I came home one day when I was in high school, and I was doing very well in the pigeon business. I came home and every bird was gone. Somebody had broken down the door and stolen every bird in there. It got in all the papers; the police came up. I was devastated. That summer I went up to work in Idaho at a relative’s farm. I came home in the fall and I noticed kind of a funny look on my dad’s face and my brother-in-law’s. So I went out back. I went out back, and where the pigeon coop had been had all been taken out, and there was a whole row of hutches. And in those hutches were ugly animals with big long ears hopping around, and there was also a little thing of ceramic for their pellets, a little water, and something. About 20 white rabbits in those pens.
They said, “Well, what do you think?”

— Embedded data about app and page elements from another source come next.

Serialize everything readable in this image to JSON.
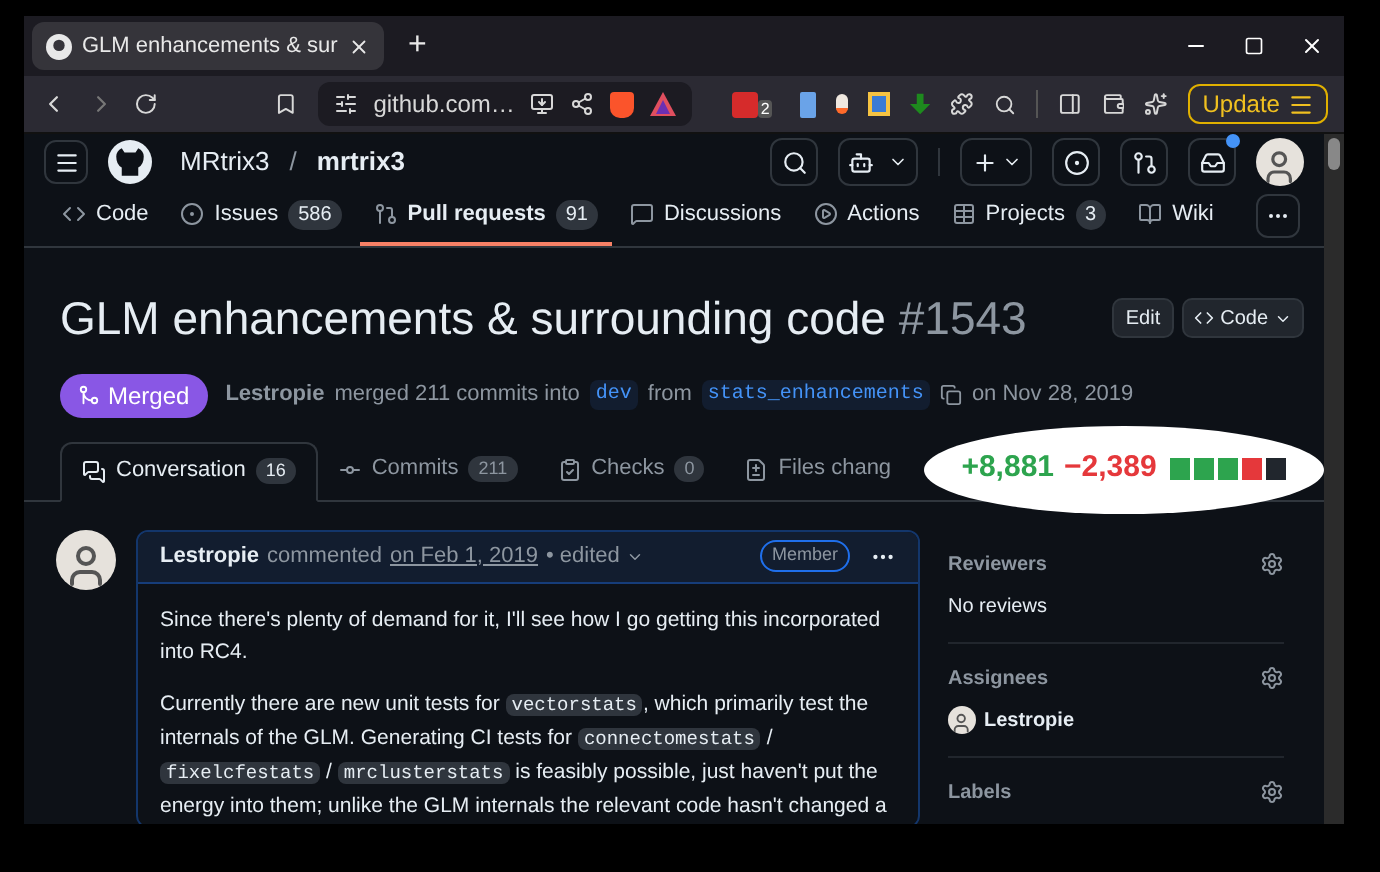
{
  "browser": {
    "tab_title": "GLM enhancements & sur",
    "new_tab": "+",
    "url": "github.com…",
    "extension_badge": "2",
    "update": "Update"
  },
  "header": {
    "owner": "MRtrix3",
    "separator": "/",
    "repo": "mrtrix3",
    "notification_dot": true
  },
  "repo_nav": [
    {
      "label": "Code",
      "selected": false
    },
    {
      "label": "Issues",
      "count": "586",
      "selected": false
    },
    {
      "label": "Pull requests",
      "count": "91",
      "selected": true
    },
    {
      "label": "Discussions",
      "selected": false
    },
    {
      "label": "Actions",
      "selected": false
    },
    {
      "label": "Projects",
      "count": "3",
      "selected": false
    },
    {
      "label": "Wiki",
      "selected": false
    }
  ],
  "pr": {
    "title": "GLM enhancements & surrounding code",
    "number": "#1543",
    "edit": "Edit",
    "code": "Code",
    "state": "Merged",
    "author": "Lestropie",
    "summary": "merged 211 commits into",
    "base": "dev",
    "from": "from",
    "head": "stats_enhancements",
    "date": "on Nov 28, 2019"
  },
  "pr_tabs": [
    {
      "label": "Conversation",
      "count": "16",
      "selected": true
    },
    {
      "label": "Commits",
      "count": "211",
      "selected": false
    },
    {
      "label": "Checks",
      "count": "0",
      "selected": false
    },
    {
      "label": "Files chang",
      "selected": false
    }
  ],
  "diffstat": {
    "additions": "+8,881",
    "deletions": "−2,389",
    "blocks": [
      {
        "color": "#2da44e"
      },
      {
        "color": "#2da44e"
      },
      {
        "color": "#2da44e"
      },
      {
        "color": "#e5383b"
      },
      {
        "color": "#21262d"
      }
    ]
  },
  "comment": {
    "author": "Lestropie",
    "action": "commented",
    "date": "on Feb 1, 2019",
    "edited": "• edited",
    "role": "Member",
    "paragraphs": [
      [
        {
          "kind": "text",
          "text": "Since there's plenty of demand for it, I'll see how I go getting this incorporated into RC4."
        }
      ],
      [
        {
          "kind": "text",
          "text": "Currently there are new unit tests for "
        },
        {
          "kind": "code",
          "text": "vectorstats"
        },
        {
          "kind": "text",
          "text": ", which primarily test the internals of the GLM. Generating CI tests for "
        },
        {
          "kind": "code",
          "text": "connectomestats"
        },
        {
          "kind": "text",
          "text": " / "
        },
        {
          "kind": "code",
          "text": "fixelcfestats"
        },
        {
          "kind": "text",
          "text": " / "
        },
        {
          "kind": "code",
          "text": "mrclusterstats"
        },
        {
          "kind": "text",
          "text": " is feasibly possible, just haven't put the energy into them; unlike the GLM internals the relevant code hasn't changed a"
        }
      ]
    ]
  },
  "sidebar": [
    {
      "title": "Reviewers",
      "value": "No reviews",
      "kind": "text"
    },
    {
      "title": "Assignees",
      "value": "Lestropie",
      "kind": "user"
    },
    {
      "title": "Labels",
      "kind": "empty"
    }
  ]
}
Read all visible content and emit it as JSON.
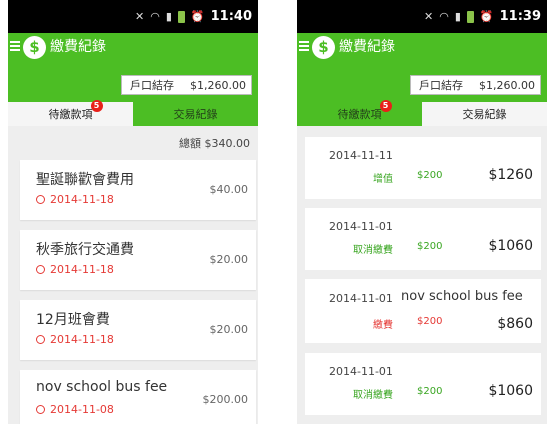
{
  "left_screen": {
    "status": {
      "time": "11:40"
    },
    "app_title": "繳費紀錄",
    "logo_text": "$",
    "balance_label": "戶口結存",
    "balance_value": "$1,260.00",
    "tabs": [
      {
        "label": "待繳款項",
        "badge": "5",
        "active": true
      },
      {
        "label": "交易紀錄",
        "active": false
      }
    ],
    "total_text": "總額 $340.00",
    "items": [
      {
        "title": "聖誕聯歡會費用",
        "date": "2014-11-18",
        "amount": "$40.00"
      },
      {
        "title": "秋季旅行交通費",
        "date": "2014-11-18",
        "amount": "$20.00"
      },
      {
        "title": "12月班會費",
        "date": "2014-11-18",
        "amount": "$20.00"
      },
      {
        "title": "nov school bus fee",
        "date": "2014-11-08",
        "amount": "$200.00"
      }
    ]
  },
  "right_screen": {
    "status": {
      "time": "11:39"
    },
    "app_title": "繳費紀錄",
    "logo_text": "$",
    "balance_label": "戶口結存",
    "balance_value": "$1,260.00",
    "tabs": [
      {
        "label": "待繳款項",
        "badge": "5",
        "active": false
      },
      {
        "label": "交易紀錄",
        "active": true
      }
    ],
    "transactions": [
      {
        "date": "2014-11-11",
        "name": "",
        "type": "增值",
        "type_color": "#3aa622",
        "amount": "$200",
        "amount_color": "#3aa622",
        "balance": "$1260"
      },
      {
        "date": "2014-11-01",
        "name": "",
        "type": "取消繳費",
        "type_color": "#3aa622",
        "amount": "$200",
        "amount_color": "#3aa622",
        "balance": "$1060"
      },
      {
        "date": "2014-11-01",
        "name": "nov school bus fee",
        "type": "繳費",
        "type_color": "#e53935",
        "amount": "$200",
        "amount_color": "#e53935",
        "balance": "$860"
      },
      {
        "date": "2014-11-01",
        "name": "",
        "type": "取消繳費",
        "type_color": "#3aa622",
        "amount": "$200",
        "amount_color": "#3aa622",
        "balance": "$1060"
      }
    ]
  },
  "colors": {
    "brand_green": "#4cbe24",
    "badge_red": "#e8201a",
    "due_red": "#e53935"
  },
  "icons": [
    "mute-icon",
    "wifi-icon",
    "signal-icon",
    "battery-icon",
    "alarm-icon",
    "menu-icon",
    "dollar-logo-icon",
    "clock-icon"
  ]
}
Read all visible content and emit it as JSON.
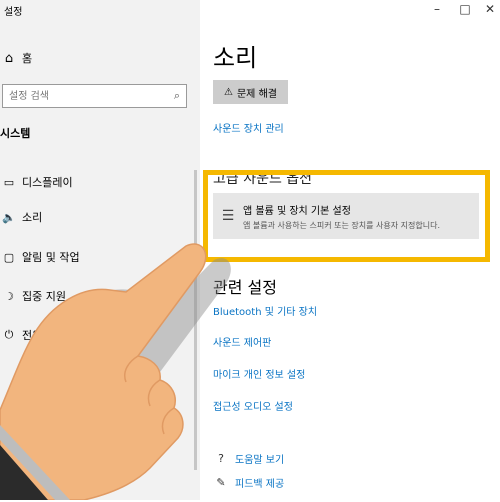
{
  "window": {
    "title": "설정",
    "minimize_icon": "minimize-icon",
    "maximize_icon": "maximize-icon",
    "close_icon": "close-icon",
    "minimize_glyph": "–",
    "maximize_glyph": "□",
    "close_glyph": "✕"
  },
  "sidebar": {
    "home": {
      "label": "홈",
      "icon": "home-icon",
      "glyph": "⌂"
    },
    "search": {
      "placeholder": "설정 검색",
      "icon": "search-icon",
      "glyph": "⌕"
    },
    "section_header": "시스템",
    "items": [
      {
        "label": "디스플레이",
        "icon": "monitor-icon",
        "glyph": "▭"
      },
      {
        "label": "소리",
        "icon": "speaker-icon",
        "glyph": "🔈"
      },
      {
        "label": "알림 및 작업",
        "icon": "notification-icon",
        "glyph": "▢"
      },
      {
        "label": "집중 지원",
        "icon": "moon-icon",
        "glyph": "☽"
      },
      {
        "label": "전원",
        "icon": "power-icon",
        "glyph": "⏻"
      }
    ],
    "partial_items": [
      {
        "label": "시"
      }
    ]
  },
  "main": {
    "title": "소리",
    "troubleshoot": {
      "label": "문제 해결",
      "icon": "warning-icon",
      "glyph": "⚠"
    },
    "device_link": "사운드 장치 관리",
    "advanced_heading": "고급 사운드 옵션",
    "app_volume": {
      "title": "앱 볼륨 및 장치 기본 설정",
      "description": "앱 볼륨과 사용하는 스피커 또는 장치를 사용자 지정합니다.",
      "icon": "sliders-icon",
      "glyph": "☰"
    },
    "related_heading": "관련 설정",
    "related_links": [
      "Bluetooth 및 기타 장치",
      "사운드 제어판",
      "마이크 개인 정보 설정",
      "접근성 오디오 설정"
    ],
    "help_links": [
      {
        "label": "도움말 보기",
        "icon": "help-icon",
        "glyph": "?"
      },
      {
        "label": "피드백 제공",
        "icon": "feedback-icon",
        "glyph": "✎"
      }
    ]
  },
  "colors": {
    "accent_link": "#0a74c4",
    "highlight_border": "#f5b800",
    "hand_skin": "#f2b57e"
  }
}
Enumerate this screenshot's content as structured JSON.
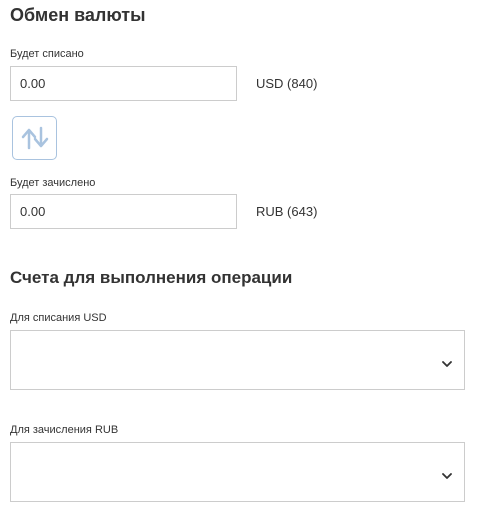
{
  "exchange": {
    "title": "Обмен валюты",
    "debit": {
      "label": "Будет списано",
      "value": "0.00",
      "currency": "USD (840)"
    },
    "credit": {
      "label": "Будет зачислено",
      "value": "0.00",
      "currency": "RUB (643)"
    },
    "swap_icon": "swap-arrows-icon"
  },
  "accounts": {
    "title": "Счета для выполнения операции",
    "debit_account": {
      "label": "Для списания USD",
      "value": ""
    },
    "credit_account": {
      "label": "Для зачисления RUB",
      "value": ""
    },
    "chevron_icon": "chevron-down-icon"
  },
  "colors": {
    "text": "#333333",
    "border": "#cccccc",
    "swap_border": "#a9c3df",
    "swap_arrow": "#a9c3df"
  }
}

I said, “Well, thank you, I guess.” It was interesting. Boy, do they stink, did you know that? And are they stupid. They’re so dumb they eat their hutches. They just ate their hutches, and the place smelled out there. I remember looking out the back window once and the neighbor’s dog was chasing one of them around. I was rooting for the dog.
Okay, in a short time—I don’t know where they went. In a short time they were all gone. All there was was a dilapidated mess out there. I like to tell that story at Eagle Courts. And I ask, “What’s the difference between the pigeons and the rabbits?” Think about it. I wrapped myself in the pronoun “I” when I told you about the pigeons. I did it. I built the coop. I knew about them. I knew everything—I knew every feather in their wing, if one of them was gone. I knew everything about them. I lived, breathed—I kept genealogy on them. I kept everything on them. I knew everything about them. I did it.
Now, what did I do for the rabbits? Nothing. See the difference? That’s your life, that we’re talking about. That’s this country. You do it. You vote today! You did it. You say, “Well, my little vote doesn’t mean anything.” You don’t understand how this system works. If everybody did that, no one would get elected. I can tell you—I can count ten times where it came down to three votes, in big elections.
Anyway, that’s the difference. You do it. I’m counting on you. What was it that Winston Churchill said the last time he spoke to Parliament? He walked in, with a cane, and in his British accent he just said these words. You’ve heard them many times. “Never give up. Never, never give up.”
Thank you for allowing me to be with you. I say this in Jesus’ name, amen.